My colleagues and I have always had this notion that, because wage levels vary across the country, workers in high-cost areas would receive lower replacement rates under Social Security’s progressive benefit formula than otherwise identical workers in low-cost areas. This variation in replacement rates could then cause those in high-cost areas to retire later, save more, or be more likely to move in retirement.
The authors use housing costs as a proxy for cost-of-living, since U.S. households spend a large share of their budget on housing, and they focus on metropolitan statistical areas (MSAs), which capture major population centers and their suburbs. The data show that households in the bottom two terciles experience relatively similar housing prices, whereas those in the top tercile face prices that are around double (see Figure 1).

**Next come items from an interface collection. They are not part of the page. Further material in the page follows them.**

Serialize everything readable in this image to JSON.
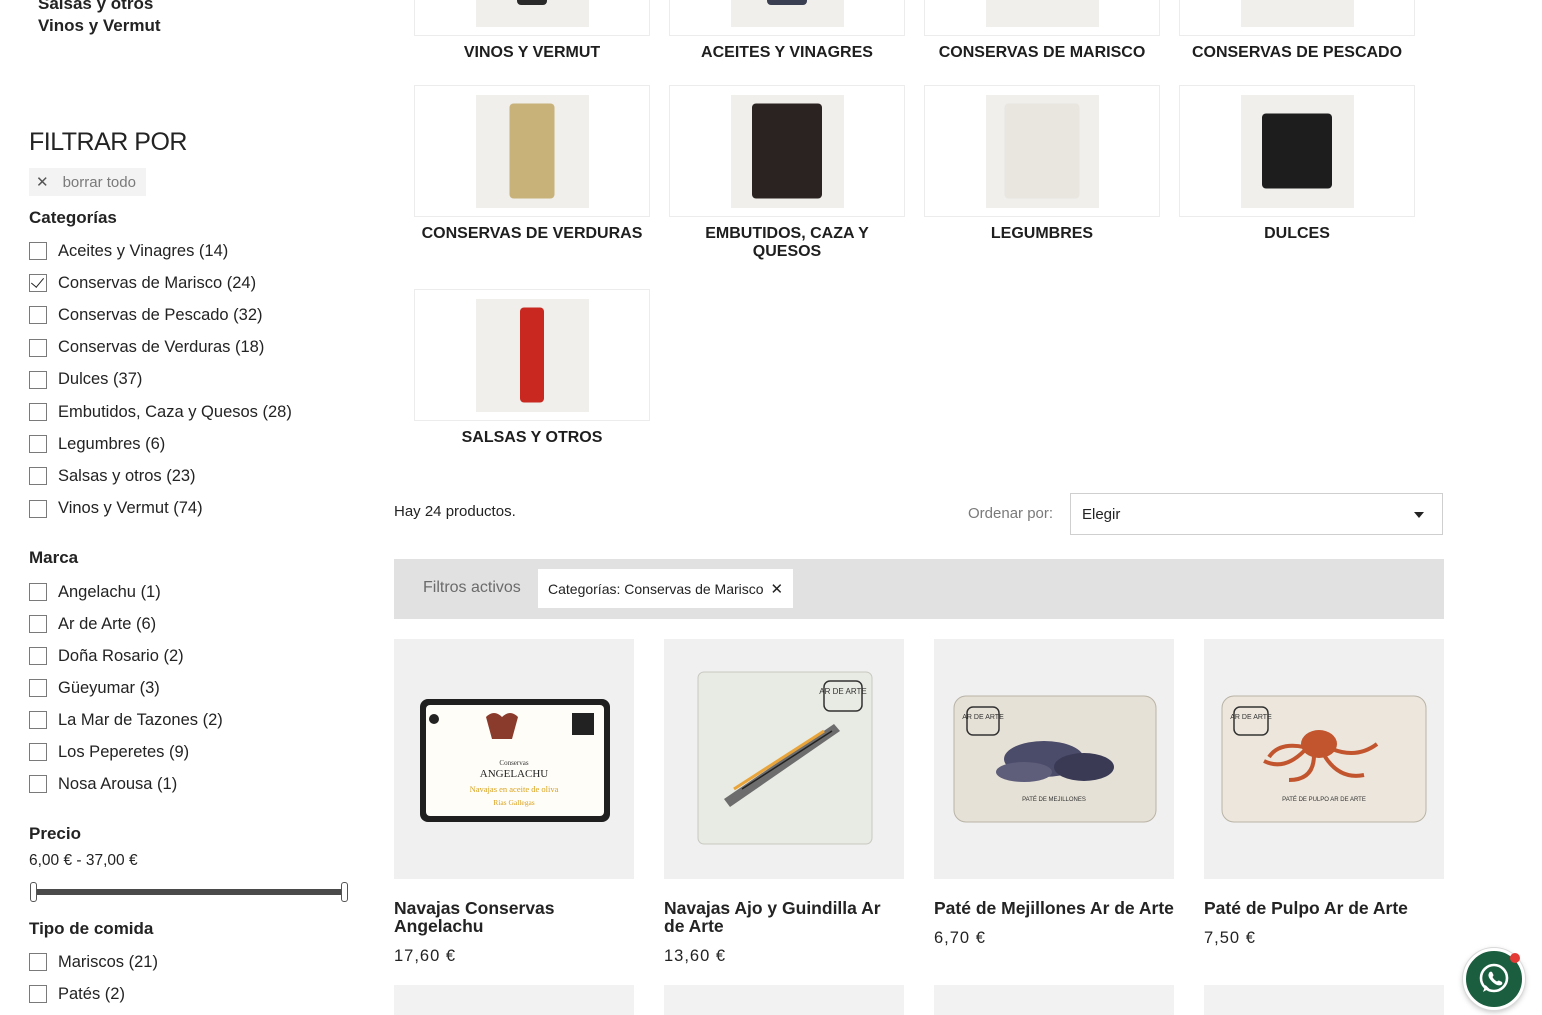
{
  "sidebar": {
    "category_links": [
      "Salsas y otros",
      "Vinos y Vermut"
    ],
    "filter_title": "FILTRAR POR",
    "clear_all": "borrar todo",
    "categories_title": "Categorías",
    "categories": [
      {
        "label": "Aceites y Vinagres (14)",
        "checked": false
      },
      {
        "label": "Conservas de Marisco (24)",
        "checked": true
      },
      {
        "label": "Conservas de Pescado (32)",
        "checked": false
      },
      {
        "label": "Conservas de Verduras (18)",
        "checked": false
      },
      {
        "label": "Dulces (37)",
        "checked": false
      },
      {
        "label": "Embutidos, Caza y Quesos (28)",
        "checked": false
      },
      {
        "label": "Legumbres (6)",
        "checked": false
      },
      {
        "label": "Salsas y otros (23)",
        "checked": false
      },
      {
        "label": "Vinos y Vermut (74)",
        "checked": false
      }
    ],
    "brand_title": "Marca",
    "brands": [
      {
        "label": "Angelachu (1)"
      },
      {
        "label": "Ar de Arte (6)"
      },
      {
        "label": "Doña Rosario (2)"
      },
      {
        "label": "Güeyumar (3)"
      },
      {
        "label": "La Mar de Tazones (2)"
      },
      {
        "label": "Los Peperetes (9)"
      },
      {
        "label": "Nosa Arousa (1)"
      }
    ],
    "price_title": "Precio",
    "price_range": "6,00 € - 37,00 €",
    "price_min": 6.0,
    "price_max": 37.0,
    "food_type_title": "Tipo de comida",
    "food_types": [
      {
        "label": "Mariscos (21)"
      },
      {
        "label": "Patés (2)"
      }
    ]
  },
  "subcategories": [
    {
      "name": "VINOS Y VERMUT"
    },
    {
      "name": "ACEITES Y VINAGRES"
    },
    {
      "name": "CONSERVAS DE MARISCO"
    },
    {
      "name": "CONSERVAS DE PESCADO"
    },
    {
      "name": "CONSERVAS DE VERDURAS"
    },
    {
      "name": "EMBUTIDOS, CAZA Y QUESOS"
    },
    {
      "name": "LEGUMBRES"
    },
    {
      "name": "DULCES"
    },
    {
      "name": "SALSAS Y OTROS"
    }
  ],
  "toolbar": {
    "product_count": "Hay 24 productos.",
    "sort_label": "Ordenar por:",
    "sort_value": "Elegir"
  },
  "active_filters": {
    "label": "Filtros activos",
    "chips": [
      "Categorías: Conservas de Marisco"
    ]
  },
  "products": [
    {
      "title": "Navajas Conservas Angelachu",
      "price": "17,60 €",
      "image_text": [
        "Conservas",
        "ANGELACHU",
        "Navajas en aceite de oliva",
        "Rías Gallegas"
      ]
    },
    {
      "title": "Navajas Ajo y Guindilla Ar de Arte",
      "price": "13,60 €",
      "image_text": [
        "AR DE ARTE"
      ]
    },
    {
      "title": "Paté de Mejillones Ar de Arte",
      "price": "6,70 €",
      "image_text": [
        "AR DE ARTE",
        "PATÉ DE MEJILLONES"
      ]
    },
    {
      "title": "Paté de Pulpo Ar de Arte",
      "price": "7,50 €",
      "image_text": [
        "AR DE ARTE",
        "PATÉ DE PULPO AR DE ARTE"
      ]
    }
  ],
  "whatsapp": {
    "icon": "whatsapp-icon",
    "color": "#1b5e3f"
  }
}
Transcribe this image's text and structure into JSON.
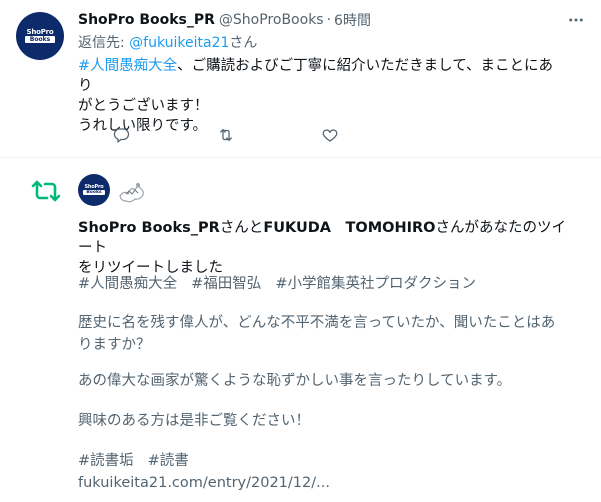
{
  "tweet": {
    "display_name": "ShoPro Books_PR",
    "handle": "@ShoProBooks",
    "separator": "·",
    "time": "6時間",
    "reply_prefix": "返信先: ",
    "reply_mention": "@fukuikeita21",
    "reply_suffix": "さん",
    "hashtag": "#人間愚痴大全",
    "line1": "、ご購読およびご丁寧に紹介いただきまして、まことにあり",
    "line2": "がとうございます！",
    "line3": "うれしい限りです。",
    "avatar_text_top": "ShoPro",
    "avatar_text_bottom": "Books"
  },
  "icons": {
    "more": "more-dots-icon",
    "reply": "reply-icon",
    "retweet": "retweet-icon",
    "like": "like-icon"
  },
  "notification": {
    "user1": "ShoPro Books_PR",
    "connector": "さんと",
    "user2": "FUKUDA　TOMOHIRO",
    "suffix_line1": "さんがあなたのツイート",
    "suffix_line2": "をリツイートしました"
  },
  "quoted": {
    "tags": [
      "#人間愚痴大全",
      "#福田智弘",
      "#小学館集英社プロダクション"
    ],
    "para1_line1": "歴史に名を残す偉人が、どんな不平不満を言っていたか、聞いたことはあ",
    "para1_line2": "りますか？",
    "para2": "あの偉大な画家が驚くような恥ずかしい事を言ったりしています。",
    "para3": "興味のある方は是非ご覧ください！",
    "tags2": [
      "#読書垢",
      "#読書"
    ],
    "link": "fukuikeita21.com/entry/2021/12/..."
  },
  "colors": {
    "accent": "#1d9bf0",
    "retweet_green": "#00ba7c",
    "muted": "#536471",
    "text": "#0f1419",
    "avatar_navy": "#0d2a6b"
  }
}
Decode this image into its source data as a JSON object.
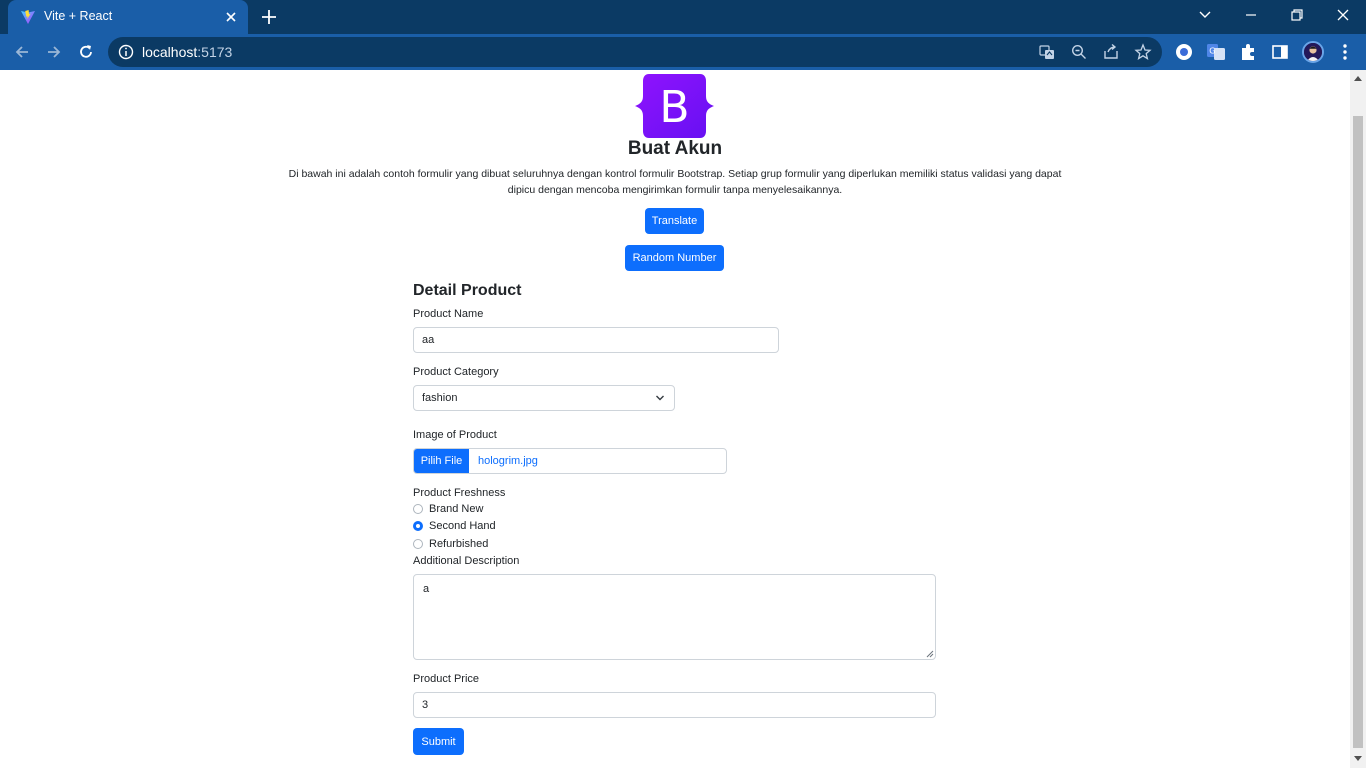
{
  "browser": {
    "tab_title": "Vite + React",
    "url_host": "localhost",
    "url_port": ":5173",
    "accent_color": "#1a5ea8",
    "frame_color": "#0b3a64"
  },
  "page": {
    "title": "Buat Akun",
    "lead": "Di bawah ini adalah contoh formulir yang dibuat seluruhnya dengan kontrol formulir Bootstrap. Setiap grup formulir yang diperlukan memiliki status validasi yang dapat dipicu dengan mencoba mengirimkan formulir tanpa menyelesaikannya.",
    "logo_letter": "B",
    "logo_color": "#8512f7",
    "translate_label": "Translate",
    "random_label": "Random Number"
  },
  "form": {
    "section_title": "Detail Product",
    "product_name_label": "Product Name",
    "product_name_value": "aa",
    "category_label": "Product Category",
    "category_value": "fashion",
    "image_label": "Image of Product",
    "file_button_label": "Pilih File",
    "file_name": "hologrim.jpg",
    "freshness_label": "Product Freshness",
    "freshness_options": [
      "Brand New",
      "Second Hand",
      "Refurbished"
    ],
    "freshness_selected": "Second Hand",
    "description_label": "Additional Description",
    "description_value": "a",
    "price_label": "Product Price",
    "price_value": "3",
    "submit_label": "Submit",
    "primary_color": "#0d6efd"
  },
  "icons": [
    "vite-icon",
    "close-icon",
    "plus-icon",
    "chevron-down-icon",
    "minimize-icon",
    "restore-icon",
    "back-arrow-icon",
    "forward-arrow-icon",
    "reload-icon",
    "info-icon",
    "translate-icon",
    "zoom-icon",
    "share-icon",
    "star-icon",
    "extension-icon",
    "puzzle-icon",
    "sidepanel-icon",
    "more-icon"
  ]
}
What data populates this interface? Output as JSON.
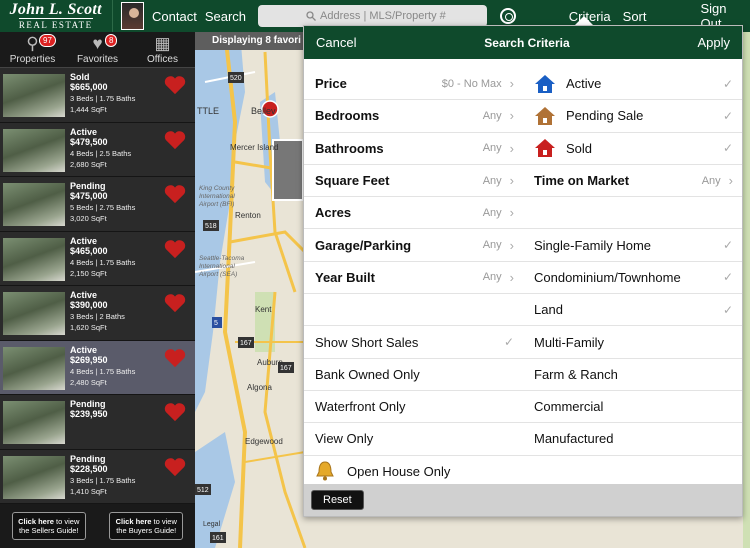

To attract workers to areas with high house prices, firms have to offer more wages and/or fringe benefits. The variation in wages, however, turned out to be modest—only a 20% increase in average household earnings between the bottom and top price terciles (see Figure 2). While earnings need to rise only by about a third between the bottom and the top terciles to fully offset the cost of financing housing, the numbers suggest that older households are only partly compensated for local housing costs, at least in terms of wages.
Given the small difference in earnings, it is not surprising that regression results show that even doubling the median house decreases the replacement rate by only 2.4 percentage points. Although this relationship is highly statistically significant, it is economically small given that the average replacement rate in the lowest-cost MSAs is 53% (see Figure 3).
The analysis then turns to behavioral impacts. Table 1 presents regression estimates for the three outcomes of interest.
On the saving front, doubling the median house price in a household’s MSA is associated with increased financial assets worth nearly two times lifetime average annual earnings. This amount of new saving virtually eliminates the replacement-rate gap.
Turning to the claiming age, the impact of the median house price is positive—indicating that workers retire later when they live in high-cost areas, all else equal—but it is small in magnitude and statistically insignificant.
Finally, with respect to decisions about relocating, households living in high-cost areas are more likely to move across MSAs, but the regression estimate is only weakly significant.
In short, variations in Social Security replacement rates across the country do not appear to be that big of a deal. Yes, they are lower in high-cost areas, but the gap is small. And households appear to respond primarily by saving more.